[16] Unlike previous CAM versions that specified cloud phase as a function of temperature, CAM5 prognoses cloud phase and includes important processes such as explicit ice nucleation and the WBF process. Yet, even with representation of processes known to be important for the ice-liquid partitioning in clouds, CAM5 underestimates the occurrence frequency of the “radiatively opaque” state and overestimates the occurrence frequency of the “radiatively clear” state. An underestimation of cloud liquid water amounts in CAM5 is a known bias [Liu et al., 2011; Barton et al., 2012], and likely contributes to the inability of CAM5 to reproduce observed FLW,NET distributions shown in Figure 3.

[17] More generally, our limited evaluation of climate models participating in the most recent Coupled Model Inter-comparison Project (CMIP5) [Taylor et al., 2012] (not shown) reveals that most climate models are not accurately representing the bimodality of FLW,NETin non-summer seasons.

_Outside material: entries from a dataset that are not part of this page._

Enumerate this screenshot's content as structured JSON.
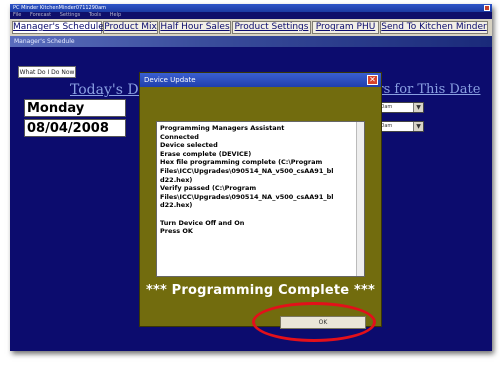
{
  "window": {
    "title": "PC Minder  KitchenMinder0711290am",
    "menu": [
      "File",
      "Forecast",
      "Settings",
      "Tools",
      "Help"
    ]
  },
  "tabs": [
    {
      "label": "Manager's Schedule",
      "active": true
    },
    {
      "label": "Product Mix",
      "active": false
    },
    {
      "label": "Half Hour Sales",
      "active": false
    },
    {
      "label": "Product Settings",
      "active": false
    },
    {
      "label": "Program PHU",
      "active": false
    },
    {
      "label": "Send To Kitchen Minder",
      "active": false
    }
  ],
  "section_title": "Manager's Schedule",
  "what_do_button": "What Do I Do Now",
  "today": {
    "label": "Today's Date",
    "day": "Monday",
    "date": "08/04/2008"
  },
  "hours": {
    "label": "urs for This Date",
    "selects": [
      "00am",
      "00am"
    ]
  },
  "dialog": {
    "title": "Device Update",
    "close_symbol": "✕",
    "log_lines": [
      "Programming Managers Assistant",
      "Connected",
      "Device selected",
      "Erase complete (DEVICE)",
      "Hex file programming complete (C:\\Program Files\\ICC\\Upgrades\\090514_NA_v500_csAA91_bl d22.hex)",
      "Verify passed (C:\\Program Files\\ICC\\Upgrades\\090514_NA_v500_csAA91_bl d22.hex)",
      "",
      "Turn Device Off and On",
      "Press OK"
    ],
    "status": "*** Programming Complete ***",
    "ok_label": "OK"
  },
  "colors": {
    "window_bg": "#0c0c6e",
    "dialog_bg": "#726c0e",
    "highlight": "#e3101a"
  }
}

Only a very limited number of models reproduce the observed “radiatively opaque” peak during DJF. In the transition seasons (MAM, SON), many models have a “radiatively opaque” peak, but all still have a tendency to produce too many “radiatively clear” states. The JJA distribution comparisons were better, with only a limited number of models producing only “radiatively clear” states.

6. Summary and Implications

[18] This study presents new hemispheric multi-year (2006–2011) observations of ubiquitous liquid-containing Arctic clouds. These new CALIPSO-GOCCP cloud phase observations are used along with a lidar simulator to demonstrate the inability of a climate model to accurately recreate the amount of liquid-containing Arctic clouds. Liquid phase biases in this climate model limit its ability to reproduce observed distributions of net surface radiative fluxes. Evaluation of additional climate models suggests the lack of liquid-containing cloud and its impact on surface radiative fluxes is a common climate model deficiency. The simple prescribed relationships between cloud phase and temperature that have historically been used in climate models are incapable of reproducing the Arctic cloud phase observations described here. Moreover, even when advanced microphysical schemes that predict cloud phase are used, such as those currently used in CAM5, insufficient liquid water was predicted. The main strength of the CALIPSO-GOCCP Arctic cloud phase observations presented here is that they robustly document the frequent presence of liquid-containing clouds over much of the Arctic domain. When combined with a lidar simulator to replicate the observational process, CALIPSO-GOCCP cloud phase observations provide a new robust benchmark for climate model development efforts. Specifically, CALIPSO-GOCCP cloud phase retrievals enable modelers to move beyond evaluation of Arctic cloud occurrence and vertical structure and towards evaluation and improved simulation of Arctic cloud phase and surface radiative fluxes.


[19] J.E.K. was supported by NASA ROSES grant 09-CCST09-29, J.M.E. by NASA ROSES grant 08-MAP-117, and G.B. by the US DOE Office of Science (BER), CIRES in cooperation with the US DOC/NOAA, and NSF grant ARC-1023366. We would like to thank Johannes Karlsson for helpful suggestions, and NASA, the ICARE and ClimServ centers for access to the CALIPSO level 1 data, and CNES for supporting the development of CALIPSO-GOCCP.

[20] The Editor thanks Neil Barton and an anonymous reviewer for assistance evaluating this paper.